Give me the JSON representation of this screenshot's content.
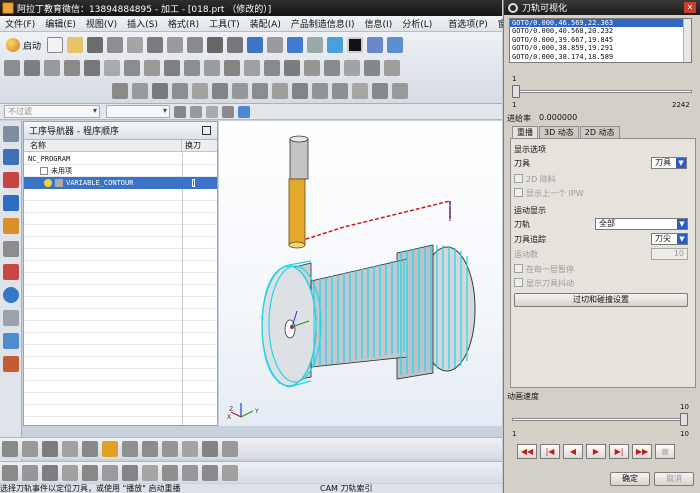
{
  "window": {
    "title": "阿拉丁教育微信：13894884895 - 加工 - [018.prt （修改的）]"
  },
  "menu": {
    "items": [
      "文件(F)",
      "编辑(E)",
      "视图(V)",
      "插入(S)",
      "格式(R)",
      "工具(T)",
      "装配(A)",
      "产品制造信息(I)",
      "信息(I)",
      "分析(L)",
      "首选项(P)",
      "窗口"
    ]
  },
  "toolbar": {
    "start_label": "启动"
  },
  "selection_row": {
    "filter_text": "不过滤"
  },
  "navigator": {
    "title": "工序导航器 - 程序顺序",
    "columns": [
      "名称",
      "换刀"
    ],
    "rows": [
      {
        "label": "NC_PROGRAM",
        "indent": 0
      },
      {
        "label": "未用项",
        "indent": 1
      },
      {
        "label": "VARIABLE_CONTOUR",
        "indent": 2,
        "selected": true
      }
    ]
  },
  "viewport": {
    "axis_labels": [
      "Z",
      "X",
      "Y"
    ]
  },
  "status": {
    "prompt": "选择刀轨事件以定位刀具，或使用 \"播放\" 启动重播",
    "cam": "CAM 刀轨索引"
  },
  "dialog": {
    "title": "刀轨可视化",
    "goto_lines": [
      "GOTO/0.000,46.569,22.363",
      "GOTO/0.000,40.568,20.232",
      "GOTO/0.000,39.667,19.845",
      "GOTO/0.000,38.859,19.291",
      "GOTO/0.000,38.174,18.589"
    ],
    "index_slider": {
      "min": "1",
      "max": "2242",
      "top": "1",
      "value": 1
    },
    "feed_label": "进给率",
    "feed_value": "0.000000",
    "tabs": [
      "重播",
      "3D 动态",
      "2D 动态"
    ],
    "display_options_label": "显示选项",
    "tool_label": "刀具",
    "tool_value": "刀具",
    "checkbox_2d": "2D 除料",
    "checkbox_prev_ipw": "显示上一个 IPW",
    "motion_display_label": "运动显示",
    "path_label": "刀轨",
    "path_value": "全部",
    "trace_label": "刀具追踪",
    "trace_value": "刀尖",
    "motion_count_label": "运动数",
    "motion_count_value": "10",
    "pause_each_layer": "在每一层暂停",
    "show_tool_shake": "显示刀具抖动",
    "overcut_button": "过切和碰撞设置",
    "anim_speed_label": "动画速度",
    "anim_slider": {
      "min": "1",
      "max": "10",
      "top": "10",
      "value": 10
    },
    "ok_button": "确定",
    "cancel_button": "取消",
    "colors": {
      "accent_red": "#c21b1b",
      "selection_blue": "#3166c5"
    }
  }
}
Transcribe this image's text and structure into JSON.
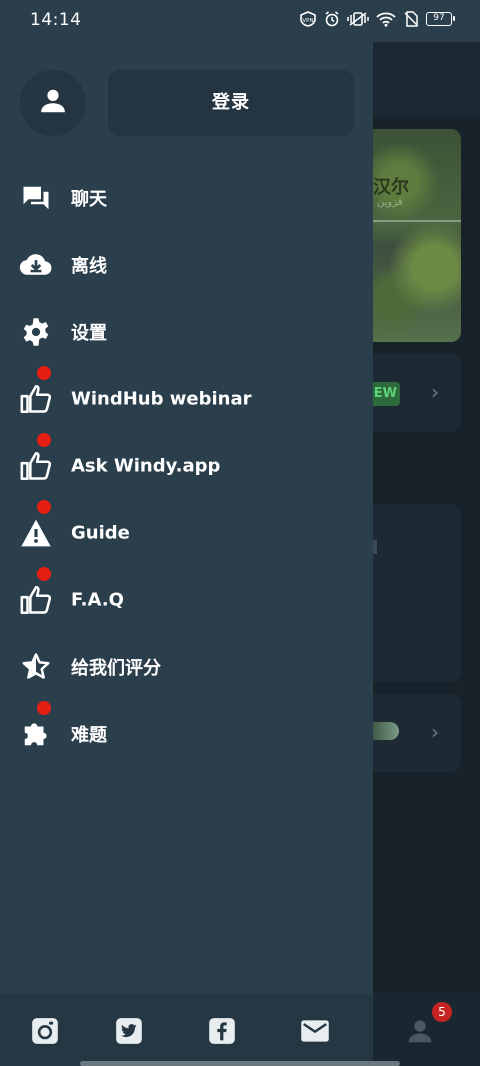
{
  "status_bar": {
    "time": "14:14",
    "icons": [
      "vpn-icon",
      "alarm-icon",
      "vibrate-icon",
      "wifi-icon",
      "sim-off-icon",
      "battery-icon"
    ],
    "battery_level": "97"
  },
  "drawer": {
    "avatar_icon": "user-icon",
    "login_label": "登录",
    "menu_items": [
      {
        "label": "聊天",
        "icon": "chat-icon",
        "badge": false
      },
      {
        "label": "离线",
        "icon": "cloud-download-icon",
        "badge": false
      },
      {
        "label": "设置",
        "icon": "gear-icon",
        "badge": false
      },
      {
        "label": "WindHub webinar",
        "icon": "thumbs-up-icon",
        "badge": true
      },
      {
        "label": "Ask Windy.app",
        "icon": "thumbs-up-icon",
        "badge": true
      },
      {
        "label": "Guide",
        "icon": "warning-icon",
        "badge": true
      },
      {
        "label": "F.A.Q",
        "icon": "thumbs-up-icon",
        "badge": true
      },
      {
        "label": "给我们评分",
        "icon": "star-rate-icon",
        "badge": false
      },
      {
        "label": "难题",
        "icon": "puzzle-icon",
        "badge": true
      }
    ],
    "social": [
      "instagram-icon",
      "twitter-icon",
      "facebook-icon",
      "mail-icon"
    ]
  },
  "background": {
    "map_text": "汉尔",
    "map_subtext": "قزوين",
    "badge_text": "EW",
    "profile_notification_count": "5"
  },
  "colors": {
    "drawer_bg": "#2b3e4c",
    "button_bg": "#243440",
    "badge_red": "#e41e12",
    "text": "#ffffff"
  }
}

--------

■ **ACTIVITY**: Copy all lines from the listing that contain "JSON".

■ **TASK RESPONSE**:
Give me the JSON representation of this screenshot's content.
Transcribe this image's text and structure into JSON.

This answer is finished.